§ Description of the task: Please show every line from the entries that carries the word "Wash".

=======

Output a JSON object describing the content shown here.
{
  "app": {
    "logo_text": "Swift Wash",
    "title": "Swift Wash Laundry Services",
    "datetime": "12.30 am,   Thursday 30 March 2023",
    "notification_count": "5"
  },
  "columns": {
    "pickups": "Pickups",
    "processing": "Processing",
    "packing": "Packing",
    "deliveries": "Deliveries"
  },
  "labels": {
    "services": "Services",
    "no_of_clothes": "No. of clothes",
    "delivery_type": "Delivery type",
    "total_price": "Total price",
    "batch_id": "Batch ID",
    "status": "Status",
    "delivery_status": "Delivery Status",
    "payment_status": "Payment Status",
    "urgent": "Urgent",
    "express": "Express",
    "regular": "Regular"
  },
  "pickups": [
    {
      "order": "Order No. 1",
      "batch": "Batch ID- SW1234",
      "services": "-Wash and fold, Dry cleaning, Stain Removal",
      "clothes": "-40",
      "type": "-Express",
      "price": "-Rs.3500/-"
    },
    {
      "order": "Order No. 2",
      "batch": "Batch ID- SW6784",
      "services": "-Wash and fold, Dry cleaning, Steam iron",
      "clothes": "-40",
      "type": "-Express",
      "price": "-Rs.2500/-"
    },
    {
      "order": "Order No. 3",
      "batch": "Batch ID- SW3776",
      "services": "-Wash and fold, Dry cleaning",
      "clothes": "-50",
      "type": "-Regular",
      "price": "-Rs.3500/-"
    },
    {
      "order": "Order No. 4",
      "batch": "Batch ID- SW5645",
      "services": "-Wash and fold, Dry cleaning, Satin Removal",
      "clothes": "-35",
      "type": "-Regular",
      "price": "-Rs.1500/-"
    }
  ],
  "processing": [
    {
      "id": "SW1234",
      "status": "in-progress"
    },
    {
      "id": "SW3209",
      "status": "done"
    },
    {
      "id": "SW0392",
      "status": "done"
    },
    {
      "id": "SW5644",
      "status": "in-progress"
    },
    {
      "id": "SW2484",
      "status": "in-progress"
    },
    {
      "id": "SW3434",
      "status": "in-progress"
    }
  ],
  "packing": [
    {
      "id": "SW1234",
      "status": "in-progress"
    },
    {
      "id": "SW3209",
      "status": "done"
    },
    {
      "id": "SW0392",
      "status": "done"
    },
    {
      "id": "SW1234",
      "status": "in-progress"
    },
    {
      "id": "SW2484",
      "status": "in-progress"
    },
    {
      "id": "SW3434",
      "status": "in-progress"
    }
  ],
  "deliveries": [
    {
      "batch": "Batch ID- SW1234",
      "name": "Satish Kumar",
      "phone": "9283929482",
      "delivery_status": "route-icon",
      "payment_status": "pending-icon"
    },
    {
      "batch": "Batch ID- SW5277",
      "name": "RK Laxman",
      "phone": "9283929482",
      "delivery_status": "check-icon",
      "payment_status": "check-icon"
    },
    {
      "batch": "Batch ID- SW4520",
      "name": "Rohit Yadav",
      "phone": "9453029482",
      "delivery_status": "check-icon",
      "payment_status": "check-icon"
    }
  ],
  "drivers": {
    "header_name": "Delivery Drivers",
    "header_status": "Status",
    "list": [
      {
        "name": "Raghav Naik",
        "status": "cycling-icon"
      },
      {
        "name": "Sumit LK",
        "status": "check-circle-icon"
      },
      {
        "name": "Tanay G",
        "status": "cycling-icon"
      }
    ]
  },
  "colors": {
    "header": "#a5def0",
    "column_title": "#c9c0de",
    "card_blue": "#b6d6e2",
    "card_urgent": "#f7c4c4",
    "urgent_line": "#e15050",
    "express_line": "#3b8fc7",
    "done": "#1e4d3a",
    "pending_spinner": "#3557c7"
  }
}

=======

§ Expected answer:
    "logo_text": "Swift Wash",
    "title": "Swift Wash Laundry Services",
      "services": "-Wash and fold, Dry cleaning, Stain Removal",
      "services": "-Wash and fold, Dry cleaning, Steam iron",
      "services": "-Wash and fold, Dry cleaning",
      "services": "-Wash and fold, Dry cleaning, Satin Removal",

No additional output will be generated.